ABOUT THIS EXERCISE:
The lines to copy from the listing below are those that contain the string "pain".

---- THE DATA

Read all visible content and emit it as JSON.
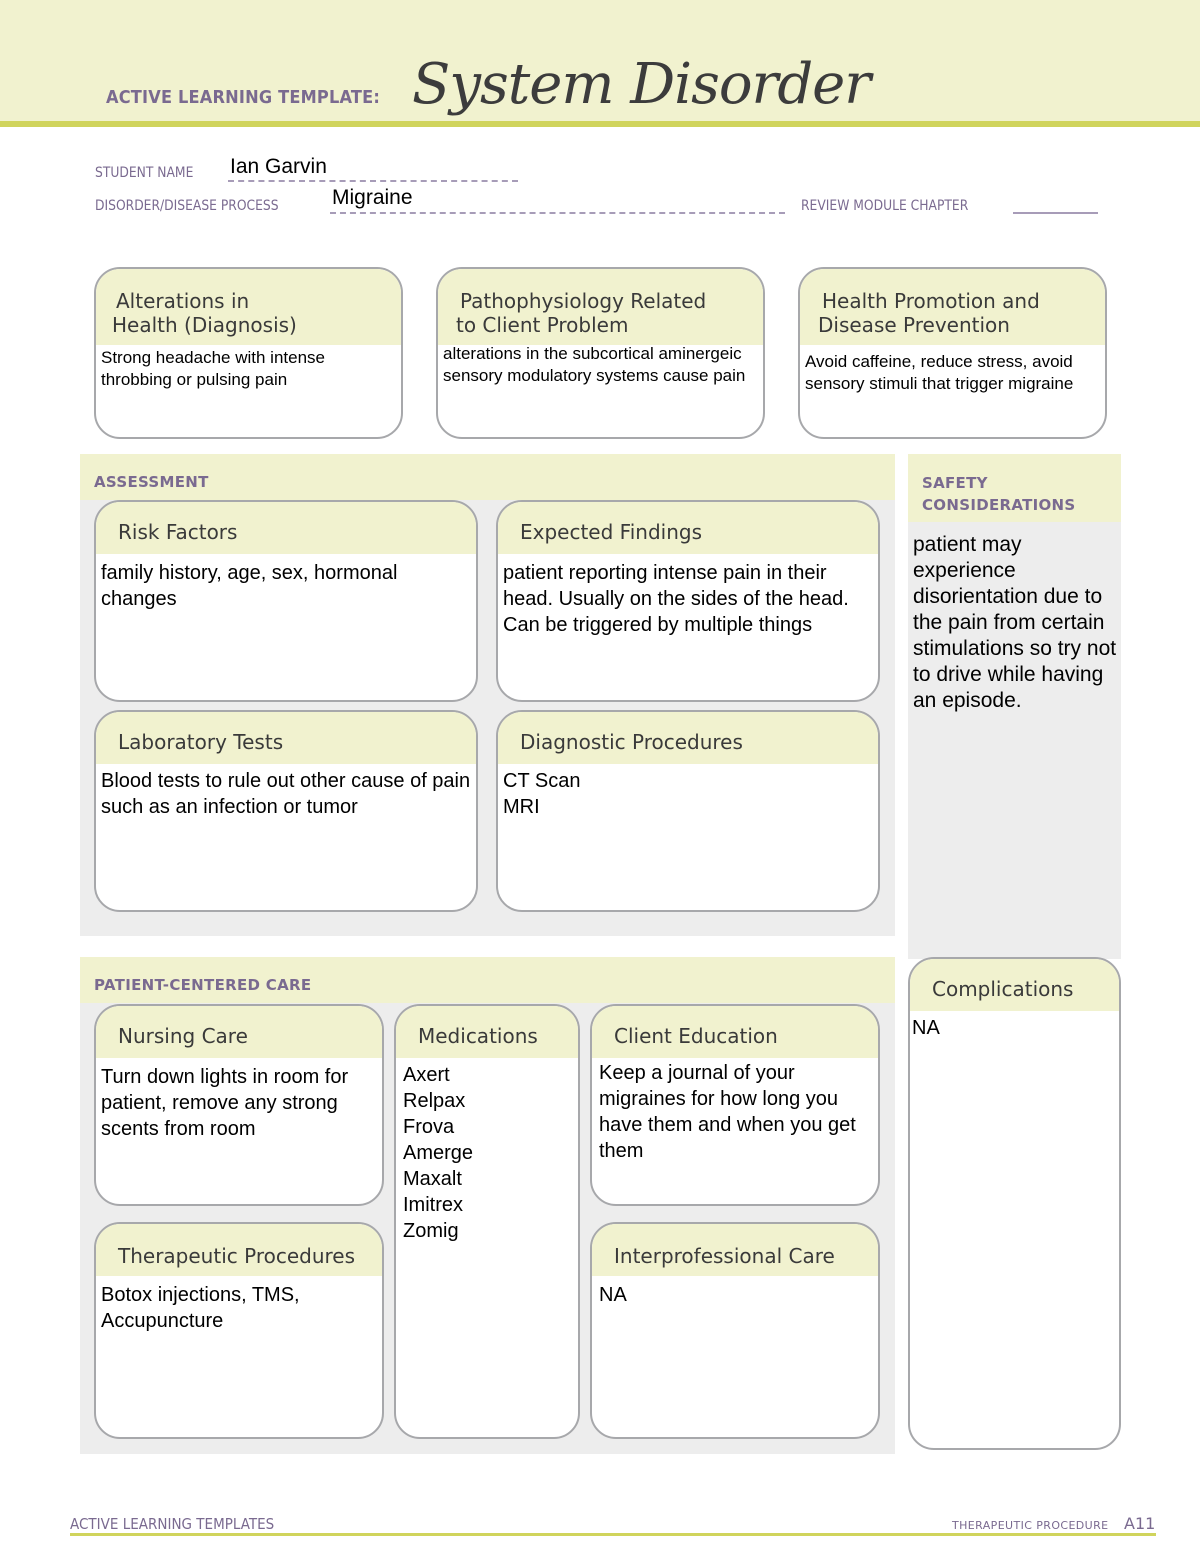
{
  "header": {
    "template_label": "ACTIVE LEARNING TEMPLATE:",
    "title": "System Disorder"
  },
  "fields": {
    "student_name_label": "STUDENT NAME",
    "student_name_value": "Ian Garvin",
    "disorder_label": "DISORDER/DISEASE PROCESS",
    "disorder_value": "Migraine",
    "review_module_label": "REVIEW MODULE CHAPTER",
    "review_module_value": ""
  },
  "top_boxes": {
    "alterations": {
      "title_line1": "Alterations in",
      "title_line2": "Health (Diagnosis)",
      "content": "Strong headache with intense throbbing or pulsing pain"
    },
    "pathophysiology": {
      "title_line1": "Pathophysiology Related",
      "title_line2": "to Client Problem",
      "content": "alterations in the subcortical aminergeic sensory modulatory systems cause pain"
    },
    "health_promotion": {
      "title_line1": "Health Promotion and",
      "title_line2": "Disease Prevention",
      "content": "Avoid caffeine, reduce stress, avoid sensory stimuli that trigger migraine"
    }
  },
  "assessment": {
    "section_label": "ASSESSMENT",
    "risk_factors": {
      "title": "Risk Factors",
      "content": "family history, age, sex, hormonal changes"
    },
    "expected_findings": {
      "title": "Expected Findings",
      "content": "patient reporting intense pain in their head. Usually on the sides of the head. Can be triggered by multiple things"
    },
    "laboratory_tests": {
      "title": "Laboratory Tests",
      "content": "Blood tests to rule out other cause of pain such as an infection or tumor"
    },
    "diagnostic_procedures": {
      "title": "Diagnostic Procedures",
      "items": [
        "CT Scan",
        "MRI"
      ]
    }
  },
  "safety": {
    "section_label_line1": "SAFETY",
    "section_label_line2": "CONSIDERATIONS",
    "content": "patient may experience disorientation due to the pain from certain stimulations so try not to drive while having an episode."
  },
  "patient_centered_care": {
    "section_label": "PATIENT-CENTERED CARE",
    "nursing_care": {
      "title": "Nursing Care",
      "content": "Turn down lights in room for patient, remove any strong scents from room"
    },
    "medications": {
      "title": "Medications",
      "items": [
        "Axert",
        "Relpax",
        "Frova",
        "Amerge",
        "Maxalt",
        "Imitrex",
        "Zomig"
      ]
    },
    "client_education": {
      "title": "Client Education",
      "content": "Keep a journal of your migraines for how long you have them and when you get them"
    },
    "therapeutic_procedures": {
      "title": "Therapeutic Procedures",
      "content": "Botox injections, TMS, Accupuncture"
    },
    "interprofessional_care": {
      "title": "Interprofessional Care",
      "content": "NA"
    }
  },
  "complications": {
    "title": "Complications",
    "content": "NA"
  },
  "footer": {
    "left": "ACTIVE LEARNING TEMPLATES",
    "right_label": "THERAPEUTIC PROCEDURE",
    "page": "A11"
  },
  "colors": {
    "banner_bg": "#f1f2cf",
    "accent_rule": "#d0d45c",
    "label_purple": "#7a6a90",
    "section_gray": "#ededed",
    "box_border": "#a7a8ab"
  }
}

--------
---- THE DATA

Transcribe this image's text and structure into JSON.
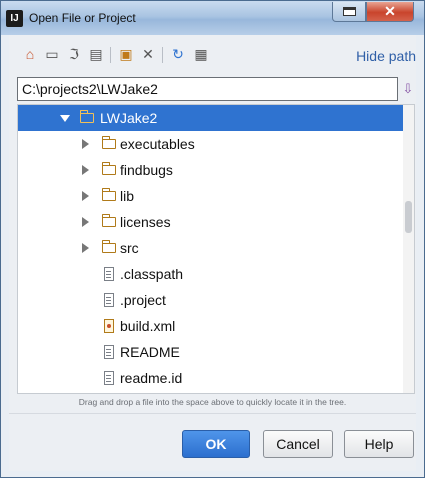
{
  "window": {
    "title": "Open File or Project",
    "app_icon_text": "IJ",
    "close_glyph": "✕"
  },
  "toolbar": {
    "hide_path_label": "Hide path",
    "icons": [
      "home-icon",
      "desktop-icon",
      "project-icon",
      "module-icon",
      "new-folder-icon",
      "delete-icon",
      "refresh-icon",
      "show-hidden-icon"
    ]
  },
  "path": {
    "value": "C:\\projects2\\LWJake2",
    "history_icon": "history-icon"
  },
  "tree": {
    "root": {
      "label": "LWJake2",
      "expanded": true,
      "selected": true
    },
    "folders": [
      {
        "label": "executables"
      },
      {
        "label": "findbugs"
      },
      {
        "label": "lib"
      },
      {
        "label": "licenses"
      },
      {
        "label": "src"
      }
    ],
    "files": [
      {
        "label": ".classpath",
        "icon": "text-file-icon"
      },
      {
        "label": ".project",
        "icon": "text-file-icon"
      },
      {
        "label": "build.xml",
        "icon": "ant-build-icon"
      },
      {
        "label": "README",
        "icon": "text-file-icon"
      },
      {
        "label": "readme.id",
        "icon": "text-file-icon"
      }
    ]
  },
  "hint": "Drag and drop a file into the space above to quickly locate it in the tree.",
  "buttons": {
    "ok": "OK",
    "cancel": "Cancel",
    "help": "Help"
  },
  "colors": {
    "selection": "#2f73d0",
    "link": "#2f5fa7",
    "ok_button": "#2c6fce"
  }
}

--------

COMPLETED TASK:
      "content": "Strong headache with intense throbbing or pulsing pain"
      "content": "alterations in the subcortical aminergeic sensory modulatory systems cause pain"
      "content": "patient reporting intense pain in their head. Usually on the sides of the head. Can be triggered by multiple things"
      "content": "Blood tests to rule out other cause of pain such as an infection or tumor"
    "content": "patient may experience disorientation due to the pain from certain stimulations so try not to drive while having an episode."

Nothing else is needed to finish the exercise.